  • Microstructural Characterization of a Commercial Hot‐pressed Boron Carbide Armor Plate
    Journal of the American Ceramic Society, 2016
    Co-Authors: Kanak Kuwelkar, Richard A. Haber, Jerry C. Lasalvia, Kevin J. Hemker

    Abstract:

    Detailed microstructural characterization was carried out on a commercial-grade hot-pressed boron carbide Armor Plate. The boron carbide grains have close to B4C stoichiometry, and most of them have no planar defects. The most prominent second phase is intergranular graphite inclusions that are surrounded by multiple boron carbide grains. Submicrometer intragranular and intergranular BN and AlN precipitates were also observed. In addition, fine dispersions of AlN nanoprecipitates were observed in some but not all grains. No intergranular films were found. These microstructural characteristics are compared with the lab-consolidated boron carbide and their effects on the mechanical properties of boron carbide are addressed.

  • Microstructural Characterization of a Commercial Hot-Pressed Boron Carbide Armor Plate
    Journal of the American Ceramic Society, 2016
    Co-Authors: Kelvin Y. Xie, Kanak Kuwelkar, Richard A. Haber, Jerry C. Lasalvia, Kevin J. Hemker, R. Hay
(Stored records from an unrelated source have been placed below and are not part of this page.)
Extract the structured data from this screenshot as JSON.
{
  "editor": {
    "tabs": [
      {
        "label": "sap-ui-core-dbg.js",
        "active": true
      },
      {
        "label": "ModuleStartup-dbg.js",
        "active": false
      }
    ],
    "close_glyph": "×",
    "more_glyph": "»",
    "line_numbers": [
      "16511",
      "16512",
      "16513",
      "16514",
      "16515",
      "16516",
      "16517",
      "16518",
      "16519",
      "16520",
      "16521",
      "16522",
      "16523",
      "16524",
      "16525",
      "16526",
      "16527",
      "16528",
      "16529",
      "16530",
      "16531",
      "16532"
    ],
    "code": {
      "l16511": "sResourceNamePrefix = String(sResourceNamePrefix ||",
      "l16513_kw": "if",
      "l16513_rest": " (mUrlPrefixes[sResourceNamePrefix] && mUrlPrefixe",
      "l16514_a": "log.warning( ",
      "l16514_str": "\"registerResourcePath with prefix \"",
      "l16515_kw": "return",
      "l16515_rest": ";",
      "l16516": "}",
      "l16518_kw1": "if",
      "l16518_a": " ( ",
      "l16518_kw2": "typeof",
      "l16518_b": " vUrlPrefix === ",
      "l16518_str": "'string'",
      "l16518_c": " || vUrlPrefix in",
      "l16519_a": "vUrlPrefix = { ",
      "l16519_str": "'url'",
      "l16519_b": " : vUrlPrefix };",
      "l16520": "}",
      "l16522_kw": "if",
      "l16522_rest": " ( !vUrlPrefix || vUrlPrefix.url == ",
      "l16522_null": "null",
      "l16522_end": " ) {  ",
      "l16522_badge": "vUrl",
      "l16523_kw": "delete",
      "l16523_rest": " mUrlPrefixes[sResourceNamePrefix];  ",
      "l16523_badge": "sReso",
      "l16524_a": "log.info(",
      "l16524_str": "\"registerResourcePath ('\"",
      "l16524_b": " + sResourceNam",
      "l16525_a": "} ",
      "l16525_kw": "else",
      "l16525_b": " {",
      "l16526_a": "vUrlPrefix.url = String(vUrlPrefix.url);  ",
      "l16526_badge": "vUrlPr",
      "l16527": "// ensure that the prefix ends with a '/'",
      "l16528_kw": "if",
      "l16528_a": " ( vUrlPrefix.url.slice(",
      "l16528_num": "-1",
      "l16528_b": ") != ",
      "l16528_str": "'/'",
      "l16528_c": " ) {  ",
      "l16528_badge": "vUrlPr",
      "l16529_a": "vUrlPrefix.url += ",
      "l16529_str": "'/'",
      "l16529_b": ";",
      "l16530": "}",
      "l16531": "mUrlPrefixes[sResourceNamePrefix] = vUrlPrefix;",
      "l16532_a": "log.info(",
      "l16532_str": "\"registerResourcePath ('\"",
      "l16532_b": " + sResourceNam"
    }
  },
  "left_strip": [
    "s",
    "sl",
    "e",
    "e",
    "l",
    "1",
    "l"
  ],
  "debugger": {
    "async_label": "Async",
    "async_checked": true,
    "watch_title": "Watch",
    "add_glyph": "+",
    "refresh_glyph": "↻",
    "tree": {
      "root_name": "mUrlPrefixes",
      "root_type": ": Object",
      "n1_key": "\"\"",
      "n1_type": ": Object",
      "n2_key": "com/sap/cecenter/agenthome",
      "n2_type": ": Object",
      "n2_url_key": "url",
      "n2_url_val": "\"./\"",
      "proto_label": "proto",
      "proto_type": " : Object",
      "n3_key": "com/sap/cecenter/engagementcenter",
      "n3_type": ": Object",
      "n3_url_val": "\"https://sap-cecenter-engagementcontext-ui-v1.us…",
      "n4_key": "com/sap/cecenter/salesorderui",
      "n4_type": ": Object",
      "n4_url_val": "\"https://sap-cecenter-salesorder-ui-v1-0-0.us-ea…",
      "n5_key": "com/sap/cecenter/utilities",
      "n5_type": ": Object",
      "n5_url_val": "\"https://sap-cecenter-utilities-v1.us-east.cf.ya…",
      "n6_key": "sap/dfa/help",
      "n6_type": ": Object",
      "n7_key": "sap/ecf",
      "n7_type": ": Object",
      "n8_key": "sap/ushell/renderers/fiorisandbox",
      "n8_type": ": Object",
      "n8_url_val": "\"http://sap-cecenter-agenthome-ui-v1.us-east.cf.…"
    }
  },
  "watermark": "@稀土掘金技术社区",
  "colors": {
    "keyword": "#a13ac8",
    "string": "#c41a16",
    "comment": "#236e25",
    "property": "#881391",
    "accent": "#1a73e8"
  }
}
    Abstract:

    Two commercial hot-pressed boron carbide ceramics were investigated by transmission electron microscopy. Atomic-scale observations suggest that the grain boundaries of the two materials are free of grain-boundary films. Two triple-junction phases were found and characterized to be rhombohedral Fe2B103 and orthorhombic Ti3B4. In addition, intra-granular precipitates, AlN, Mo2(C, B) and graphite, were identified and found to have coherent relationships with the boron carbide matrix. Micron-scale inclusions were also observed and most of them were determined to be graphite. The formation mechanisms of the secondary phases and their possible influence on mechanical properties are also discussed.